WHAT YOU NEED TO DO.
When the string "respectivo" is part of a line below, that line should be copied.
:: SUPPLIED DATA
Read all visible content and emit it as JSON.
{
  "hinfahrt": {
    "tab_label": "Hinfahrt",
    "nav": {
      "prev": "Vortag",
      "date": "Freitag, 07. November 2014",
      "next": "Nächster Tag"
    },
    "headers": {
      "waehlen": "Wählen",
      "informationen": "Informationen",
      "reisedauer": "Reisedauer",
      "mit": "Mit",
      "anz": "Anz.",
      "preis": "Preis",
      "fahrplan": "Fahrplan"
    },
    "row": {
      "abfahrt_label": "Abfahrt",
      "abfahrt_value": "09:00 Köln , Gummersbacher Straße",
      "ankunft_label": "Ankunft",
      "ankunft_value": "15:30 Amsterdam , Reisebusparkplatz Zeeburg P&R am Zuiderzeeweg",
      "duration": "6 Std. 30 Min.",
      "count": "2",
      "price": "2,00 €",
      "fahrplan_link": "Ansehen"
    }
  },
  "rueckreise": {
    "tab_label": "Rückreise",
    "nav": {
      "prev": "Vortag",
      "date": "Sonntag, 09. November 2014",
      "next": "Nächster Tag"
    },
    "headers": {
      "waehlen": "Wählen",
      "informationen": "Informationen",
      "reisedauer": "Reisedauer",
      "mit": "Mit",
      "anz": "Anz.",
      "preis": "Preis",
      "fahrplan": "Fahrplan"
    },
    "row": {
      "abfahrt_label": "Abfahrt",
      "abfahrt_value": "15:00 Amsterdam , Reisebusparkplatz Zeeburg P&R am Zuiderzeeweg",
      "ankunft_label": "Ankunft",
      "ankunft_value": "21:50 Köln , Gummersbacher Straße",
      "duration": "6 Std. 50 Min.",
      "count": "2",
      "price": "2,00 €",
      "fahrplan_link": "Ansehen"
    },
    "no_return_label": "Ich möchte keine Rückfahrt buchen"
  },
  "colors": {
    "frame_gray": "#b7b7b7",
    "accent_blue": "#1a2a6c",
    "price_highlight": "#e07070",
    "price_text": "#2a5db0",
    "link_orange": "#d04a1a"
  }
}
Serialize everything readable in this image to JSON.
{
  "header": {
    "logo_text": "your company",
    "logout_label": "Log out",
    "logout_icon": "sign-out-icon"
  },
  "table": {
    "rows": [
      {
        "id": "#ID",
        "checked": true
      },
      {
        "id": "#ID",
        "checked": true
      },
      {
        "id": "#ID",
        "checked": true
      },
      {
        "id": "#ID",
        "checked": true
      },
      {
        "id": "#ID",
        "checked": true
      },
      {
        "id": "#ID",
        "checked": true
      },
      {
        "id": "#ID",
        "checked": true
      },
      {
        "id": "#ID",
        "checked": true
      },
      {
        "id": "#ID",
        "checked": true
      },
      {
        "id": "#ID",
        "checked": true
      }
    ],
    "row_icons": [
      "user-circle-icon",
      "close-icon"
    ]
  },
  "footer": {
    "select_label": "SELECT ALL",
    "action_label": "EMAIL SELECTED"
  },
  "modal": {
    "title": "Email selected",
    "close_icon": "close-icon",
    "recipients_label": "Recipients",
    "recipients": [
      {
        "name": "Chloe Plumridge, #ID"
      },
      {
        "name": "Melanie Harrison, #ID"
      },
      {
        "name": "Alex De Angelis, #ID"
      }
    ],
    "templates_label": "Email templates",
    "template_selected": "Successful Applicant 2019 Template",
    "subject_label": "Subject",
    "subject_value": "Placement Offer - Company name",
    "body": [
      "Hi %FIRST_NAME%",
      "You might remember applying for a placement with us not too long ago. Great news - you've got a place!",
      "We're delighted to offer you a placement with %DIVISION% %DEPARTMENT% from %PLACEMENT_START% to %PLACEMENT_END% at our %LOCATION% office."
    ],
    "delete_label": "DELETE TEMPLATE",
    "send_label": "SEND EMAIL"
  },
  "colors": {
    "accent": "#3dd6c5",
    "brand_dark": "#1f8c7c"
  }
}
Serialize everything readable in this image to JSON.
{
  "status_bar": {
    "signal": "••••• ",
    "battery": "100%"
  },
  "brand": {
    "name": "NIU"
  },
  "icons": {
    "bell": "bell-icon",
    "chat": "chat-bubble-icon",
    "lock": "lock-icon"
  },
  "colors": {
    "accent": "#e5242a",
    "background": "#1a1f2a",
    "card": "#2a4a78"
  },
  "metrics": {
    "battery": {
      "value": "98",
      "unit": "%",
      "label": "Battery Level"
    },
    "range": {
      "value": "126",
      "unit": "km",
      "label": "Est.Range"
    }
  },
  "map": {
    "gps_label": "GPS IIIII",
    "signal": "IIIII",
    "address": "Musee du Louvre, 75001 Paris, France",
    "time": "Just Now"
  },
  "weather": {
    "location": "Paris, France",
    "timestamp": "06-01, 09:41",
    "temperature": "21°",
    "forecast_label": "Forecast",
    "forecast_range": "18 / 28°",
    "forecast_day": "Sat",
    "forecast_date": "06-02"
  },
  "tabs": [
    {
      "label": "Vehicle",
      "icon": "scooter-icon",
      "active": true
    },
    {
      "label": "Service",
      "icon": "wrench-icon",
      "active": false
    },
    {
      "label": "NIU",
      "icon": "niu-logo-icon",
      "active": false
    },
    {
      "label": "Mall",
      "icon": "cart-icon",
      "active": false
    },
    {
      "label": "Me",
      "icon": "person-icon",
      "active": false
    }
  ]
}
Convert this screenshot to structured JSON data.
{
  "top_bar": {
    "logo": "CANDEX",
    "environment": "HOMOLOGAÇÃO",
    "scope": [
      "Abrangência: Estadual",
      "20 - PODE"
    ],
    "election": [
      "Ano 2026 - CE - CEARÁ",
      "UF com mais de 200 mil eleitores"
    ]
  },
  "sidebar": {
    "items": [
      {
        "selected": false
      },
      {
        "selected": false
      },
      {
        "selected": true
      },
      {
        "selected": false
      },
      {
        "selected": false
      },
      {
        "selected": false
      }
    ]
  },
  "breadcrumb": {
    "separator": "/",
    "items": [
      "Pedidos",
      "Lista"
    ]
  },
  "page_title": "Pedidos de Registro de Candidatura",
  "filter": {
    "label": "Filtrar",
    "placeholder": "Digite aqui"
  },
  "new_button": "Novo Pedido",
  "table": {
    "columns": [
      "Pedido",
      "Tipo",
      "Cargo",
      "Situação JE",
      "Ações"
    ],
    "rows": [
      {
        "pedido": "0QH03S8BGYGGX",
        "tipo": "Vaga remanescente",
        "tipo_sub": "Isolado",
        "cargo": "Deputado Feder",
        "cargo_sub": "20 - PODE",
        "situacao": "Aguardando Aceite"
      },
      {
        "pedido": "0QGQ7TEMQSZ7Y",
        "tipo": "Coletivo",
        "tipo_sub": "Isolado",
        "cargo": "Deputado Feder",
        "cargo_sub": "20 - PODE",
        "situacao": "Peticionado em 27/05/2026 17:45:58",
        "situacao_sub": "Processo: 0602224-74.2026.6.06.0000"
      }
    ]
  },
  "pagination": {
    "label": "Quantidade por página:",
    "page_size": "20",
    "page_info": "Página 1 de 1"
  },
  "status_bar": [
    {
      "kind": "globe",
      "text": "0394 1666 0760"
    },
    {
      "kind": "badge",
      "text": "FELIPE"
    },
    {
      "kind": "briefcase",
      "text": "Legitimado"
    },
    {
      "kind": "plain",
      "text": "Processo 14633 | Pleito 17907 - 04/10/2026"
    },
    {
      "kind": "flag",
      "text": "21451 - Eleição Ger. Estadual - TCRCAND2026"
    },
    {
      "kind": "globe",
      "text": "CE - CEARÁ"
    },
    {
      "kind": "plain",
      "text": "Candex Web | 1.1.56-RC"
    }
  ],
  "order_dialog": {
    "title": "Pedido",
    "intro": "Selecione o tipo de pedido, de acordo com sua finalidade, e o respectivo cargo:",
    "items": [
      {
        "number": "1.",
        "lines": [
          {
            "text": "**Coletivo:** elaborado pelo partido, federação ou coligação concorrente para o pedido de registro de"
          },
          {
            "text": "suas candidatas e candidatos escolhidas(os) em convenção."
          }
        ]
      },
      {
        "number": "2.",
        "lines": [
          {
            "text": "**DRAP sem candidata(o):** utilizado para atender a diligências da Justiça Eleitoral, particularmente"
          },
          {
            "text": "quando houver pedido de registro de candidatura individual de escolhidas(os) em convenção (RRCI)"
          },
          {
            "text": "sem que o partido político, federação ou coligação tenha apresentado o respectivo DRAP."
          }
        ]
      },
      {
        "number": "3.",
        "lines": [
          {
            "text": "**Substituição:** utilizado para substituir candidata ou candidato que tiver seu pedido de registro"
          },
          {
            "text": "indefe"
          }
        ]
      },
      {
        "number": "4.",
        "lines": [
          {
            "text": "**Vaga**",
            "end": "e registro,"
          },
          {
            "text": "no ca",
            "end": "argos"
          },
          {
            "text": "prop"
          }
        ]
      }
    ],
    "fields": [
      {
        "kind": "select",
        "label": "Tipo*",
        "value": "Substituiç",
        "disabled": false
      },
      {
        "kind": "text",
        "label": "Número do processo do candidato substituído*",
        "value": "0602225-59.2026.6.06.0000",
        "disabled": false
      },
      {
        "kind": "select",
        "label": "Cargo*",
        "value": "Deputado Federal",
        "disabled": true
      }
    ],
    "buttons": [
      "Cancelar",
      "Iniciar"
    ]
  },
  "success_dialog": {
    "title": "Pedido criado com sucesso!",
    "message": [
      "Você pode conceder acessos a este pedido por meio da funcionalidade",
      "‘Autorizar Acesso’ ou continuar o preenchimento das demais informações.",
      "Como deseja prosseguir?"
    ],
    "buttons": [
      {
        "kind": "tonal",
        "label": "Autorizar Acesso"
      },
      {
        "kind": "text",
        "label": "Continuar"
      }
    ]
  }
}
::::
RESPONSE TO THE EXERCISE.
    "intro": "Selecione o tipo de pedido, de acordo com sua finalidade, e o respectivo cargo:",
            "text": "sem que o partido político, federação ou coligação tenha apresentado o respectivo DRAP."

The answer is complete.